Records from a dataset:

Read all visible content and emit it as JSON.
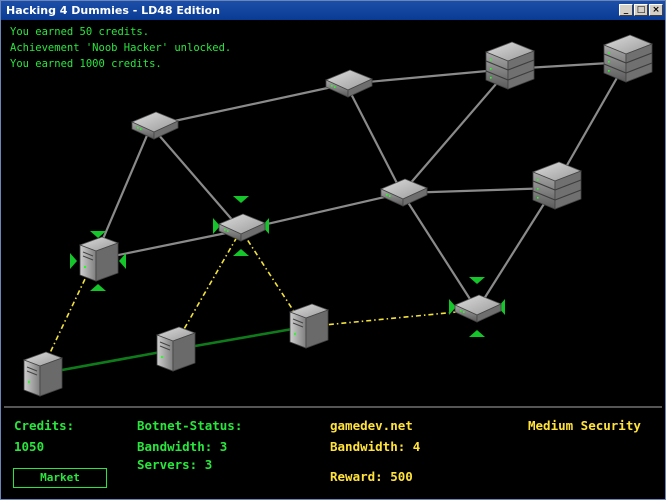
{
  "window": {
    "title": "Hacking 4 Dummies - LD48 Edition",
    "buttons": {
      "minimize": "_",
      "maximize": "□",
      "close": "×"
    }
  },
  "log": [
    "You earned 50 credits.",
    "Achievement 'Noob Hacker' unlocked.",
    "You earned 1000 credits."
  ],
  "hud": {
    "credits_label": "Credits:",
    "credits_value": "1050",
    "market_label": "Market",
    "botnet_label": "Botnet-Status:",
    "bandwidth_line": "Bandwidth: 3",
    "servers_line": "Servers: 3",
    "target_name": "gamedev.net",
    "target_bandwidth_line": "Bandwidth: 4",
    "target_reward_line": "Reward: 500",
    "security_label": "Medium Security"
  },
  "colors": {
    "text_green": "#29e63d",
    "text_yellow": "#ffe23a",
    "link_gray": "#8a8a8a",
    "link_owned": "#0f7a1a",
    "link_attack": "#f2e23a",
    "marker": "#14c629"
  },
  "nodes": [
    {
      "id": "n1",
      "type": "router"
    },
    {
      "id": "n2",
      "type": "router"
    },
    {
      "id": "n3",
      "type": "server-rack"
    },
    {
      "id": "n4",
      "type": "server-rack"
    },
    {
      "id": "n5",
      "type": "router"
    },
    {
      "id": "n6",
      "type": "router",
      "selected": true
    },
    {
      "id": "n7",
      "type": "server-rack"
    },
    {
      "id": "n8",
      "type": "pc-tower",
      "selected": true
    },
    {
      "id": "n9",
      "type": "router",
      "selected": true
    },
    {
      "id": "n10",
      "type": "pc-tower"
    },
    {
      "id": "n11",
      "type": "pc-tower"
    },
    {
      "id": "n12",
      "type": "pc-tower"
    }
  ]
}
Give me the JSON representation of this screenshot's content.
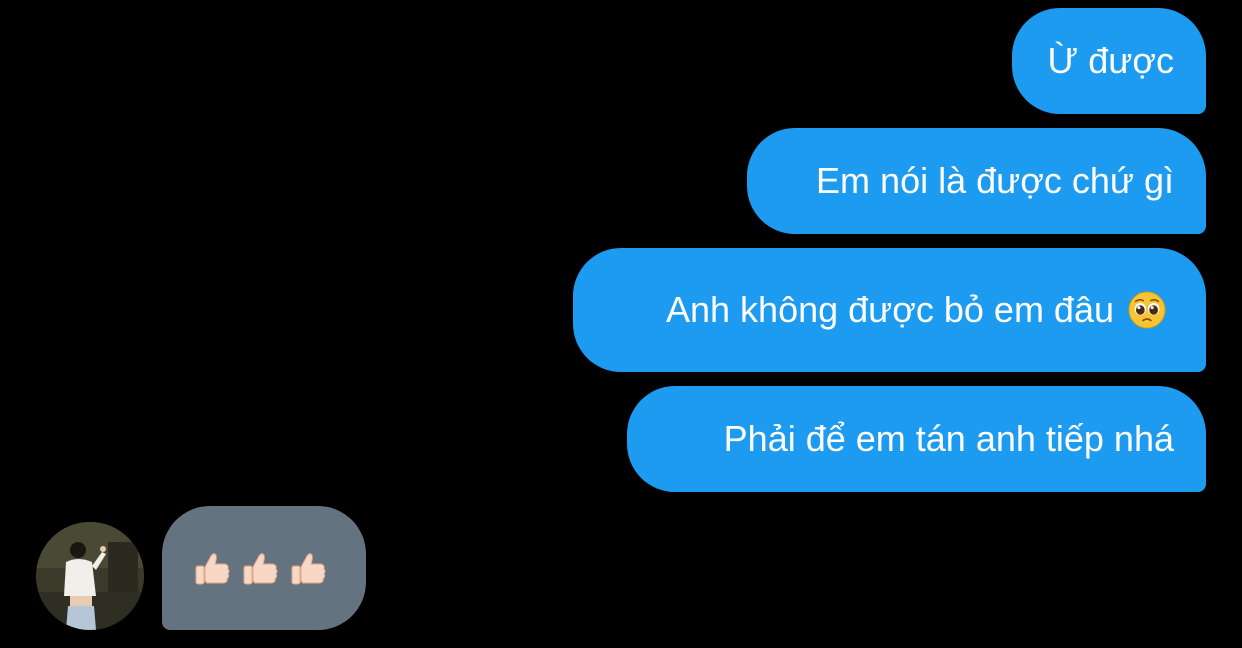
{
  "conversation": {
    "messages": [
      {
        "direction": "sent",
        "text": "Ừ được"
      },
      {
        "direction": "sent",
        "text": "Em nói là được chứ gì"
      },
      {
        "direction": "sent",
        "text": "Anh không được bỏ em đâu",
        "emoji": "pleading-face"
      },
      {
        "direction": "sent",
        "text": "Phải để em tán anh tiếp nhá"
      },
      {
        "direction": "received",
        "emoji": [
          "thumbs-up-light-skin",
          "thumbs-up-light-skin",
          "thumbs-up-light-skin"
        ]
      }
    ]
  },
  "colors": {
    "background": "#000000",
    "sent_bubble": "#1d9bf0",
    "received_bubble": "#64737f",
    "text": "#ffffff"
  }
}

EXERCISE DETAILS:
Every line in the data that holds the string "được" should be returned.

TASK OUTPUT:
        "text": "Ừ được"
        "text": "Em nói là được chứ gì"
        "text": "Anh không được bỏ em đâu",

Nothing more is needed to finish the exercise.